=== TRY IT ===
Show every line from the data below that includes "Connector".
--- START ---
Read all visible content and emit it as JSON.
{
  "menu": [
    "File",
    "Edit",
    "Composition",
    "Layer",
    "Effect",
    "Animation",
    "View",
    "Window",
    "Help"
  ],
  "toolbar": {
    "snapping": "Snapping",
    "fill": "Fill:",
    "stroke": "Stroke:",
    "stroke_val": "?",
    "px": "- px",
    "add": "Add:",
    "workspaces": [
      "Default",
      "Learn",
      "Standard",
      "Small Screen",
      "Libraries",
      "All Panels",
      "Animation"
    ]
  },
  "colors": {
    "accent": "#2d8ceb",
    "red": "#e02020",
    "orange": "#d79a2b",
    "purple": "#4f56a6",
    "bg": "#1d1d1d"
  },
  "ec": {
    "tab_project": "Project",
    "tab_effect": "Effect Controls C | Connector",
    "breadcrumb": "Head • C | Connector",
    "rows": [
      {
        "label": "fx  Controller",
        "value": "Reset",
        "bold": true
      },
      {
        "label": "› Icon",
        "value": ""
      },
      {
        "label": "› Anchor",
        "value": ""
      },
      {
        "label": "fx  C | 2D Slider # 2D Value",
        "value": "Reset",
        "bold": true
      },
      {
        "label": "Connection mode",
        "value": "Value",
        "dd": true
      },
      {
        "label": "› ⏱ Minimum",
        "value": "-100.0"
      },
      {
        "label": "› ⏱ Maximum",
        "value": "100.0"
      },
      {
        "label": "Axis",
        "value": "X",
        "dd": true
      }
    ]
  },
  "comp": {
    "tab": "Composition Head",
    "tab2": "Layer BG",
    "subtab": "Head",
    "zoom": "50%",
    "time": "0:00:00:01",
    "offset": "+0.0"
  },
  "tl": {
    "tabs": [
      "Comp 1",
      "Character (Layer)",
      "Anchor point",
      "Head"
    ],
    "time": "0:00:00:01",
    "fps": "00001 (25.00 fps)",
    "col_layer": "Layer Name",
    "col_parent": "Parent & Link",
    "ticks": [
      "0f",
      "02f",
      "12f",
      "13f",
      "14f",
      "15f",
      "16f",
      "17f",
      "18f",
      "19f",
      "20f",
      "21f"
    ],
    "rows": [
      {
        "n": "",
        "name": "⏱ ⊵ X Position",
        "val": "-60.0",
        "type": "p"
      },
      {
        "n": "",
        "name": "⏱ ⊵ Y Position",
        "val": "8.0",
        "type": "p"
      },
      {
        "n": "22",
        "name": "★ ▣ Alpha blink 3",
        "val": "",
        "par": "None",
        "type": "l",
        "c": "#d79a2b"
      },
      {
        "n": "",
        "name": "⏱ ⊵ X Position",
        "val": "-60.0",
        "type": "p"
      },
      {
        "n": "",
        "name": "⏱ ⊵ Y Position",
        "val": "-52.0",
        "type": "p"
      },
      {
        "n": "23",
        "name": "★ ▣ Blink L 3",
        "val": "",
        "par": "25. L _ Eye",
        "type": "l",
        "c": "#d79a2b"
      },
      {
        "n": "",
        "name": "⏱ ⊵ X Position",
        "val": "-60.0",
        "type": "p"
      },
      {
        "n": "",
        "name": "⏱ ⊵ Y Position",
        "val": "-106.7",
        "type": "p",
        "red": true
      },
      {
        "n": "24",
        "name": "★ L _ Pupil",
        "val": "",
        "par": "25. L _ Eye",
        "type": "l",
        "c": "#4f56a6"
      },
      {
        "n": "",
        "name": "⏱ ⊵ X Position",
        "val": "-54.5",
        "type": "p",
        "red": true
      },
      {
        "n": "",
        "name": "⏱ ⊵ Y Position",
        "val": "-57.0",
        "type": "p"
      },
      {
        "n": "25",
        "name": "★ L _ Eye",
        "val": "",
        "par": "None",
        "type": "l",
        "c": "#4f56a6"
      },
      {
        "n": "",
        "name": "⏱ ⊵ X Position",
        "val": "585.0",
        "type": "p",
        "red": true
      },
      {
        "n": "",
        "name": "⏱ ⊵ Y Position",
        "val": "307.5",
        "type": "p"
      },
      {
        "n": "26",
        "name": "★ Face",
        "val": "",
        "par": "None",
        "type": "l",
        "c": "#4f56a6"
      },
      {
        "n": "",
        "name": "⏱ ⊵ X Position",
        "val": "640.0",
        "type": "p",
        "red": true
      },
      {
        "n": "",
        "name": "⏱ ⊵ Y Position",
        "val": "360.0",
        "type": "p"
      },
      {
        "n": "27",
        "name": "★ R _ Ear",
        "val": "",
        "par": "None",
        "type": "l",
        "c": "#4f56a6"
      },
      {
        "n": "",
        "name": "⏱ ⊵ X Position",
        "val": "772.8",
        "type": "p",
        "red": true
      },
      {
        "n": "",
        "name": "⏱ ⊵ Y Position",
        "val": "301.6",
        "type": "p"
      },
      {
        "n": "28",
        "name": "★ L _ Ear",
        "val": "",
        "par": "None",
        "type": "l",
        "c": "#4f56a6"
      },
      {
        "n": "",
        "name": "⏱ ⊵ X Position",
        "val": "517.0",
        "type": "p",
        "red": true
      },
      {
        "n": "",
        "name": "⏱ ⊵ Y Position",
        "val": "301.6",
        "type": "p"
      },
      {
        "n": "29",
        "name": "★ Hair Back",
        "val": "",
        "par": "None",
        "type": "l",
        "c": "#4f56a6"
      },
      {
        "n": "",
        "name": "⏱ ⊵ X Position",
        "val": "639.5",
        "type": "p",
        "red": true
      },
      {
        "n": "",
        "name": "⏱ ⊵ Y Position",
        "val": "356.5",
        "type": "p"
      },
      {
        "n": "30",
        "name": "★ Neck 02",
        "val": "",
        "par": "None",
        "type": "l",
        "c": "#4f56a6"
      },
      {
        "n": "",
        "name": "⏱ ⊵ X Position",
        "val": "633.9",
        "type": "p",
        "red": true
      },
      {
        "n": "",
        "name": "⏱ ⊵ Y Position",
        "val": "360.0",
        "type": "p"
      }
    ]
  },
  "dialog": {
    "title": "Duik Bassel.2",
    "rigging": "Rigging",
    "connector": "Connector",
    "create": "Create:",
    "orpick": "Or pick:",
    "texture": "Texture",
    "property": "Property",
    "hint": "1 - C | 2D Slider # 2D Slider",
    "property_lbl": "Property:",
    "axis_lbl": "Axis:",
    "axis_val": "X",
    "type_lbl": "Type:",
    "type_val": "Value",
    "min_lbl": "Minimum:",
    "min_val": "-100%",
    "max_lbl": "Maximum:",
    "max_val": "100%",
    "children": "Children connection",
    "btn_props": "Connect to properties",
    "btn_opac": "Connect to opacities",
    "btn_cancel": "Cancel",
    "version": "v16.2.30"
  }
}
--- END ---
=== EXERCISE RESPONSE ===
    "tab_effect": "Effect Controls C | Connector",
    "breadcrumb": "Head • C | Connector",
    "connector": "Connector",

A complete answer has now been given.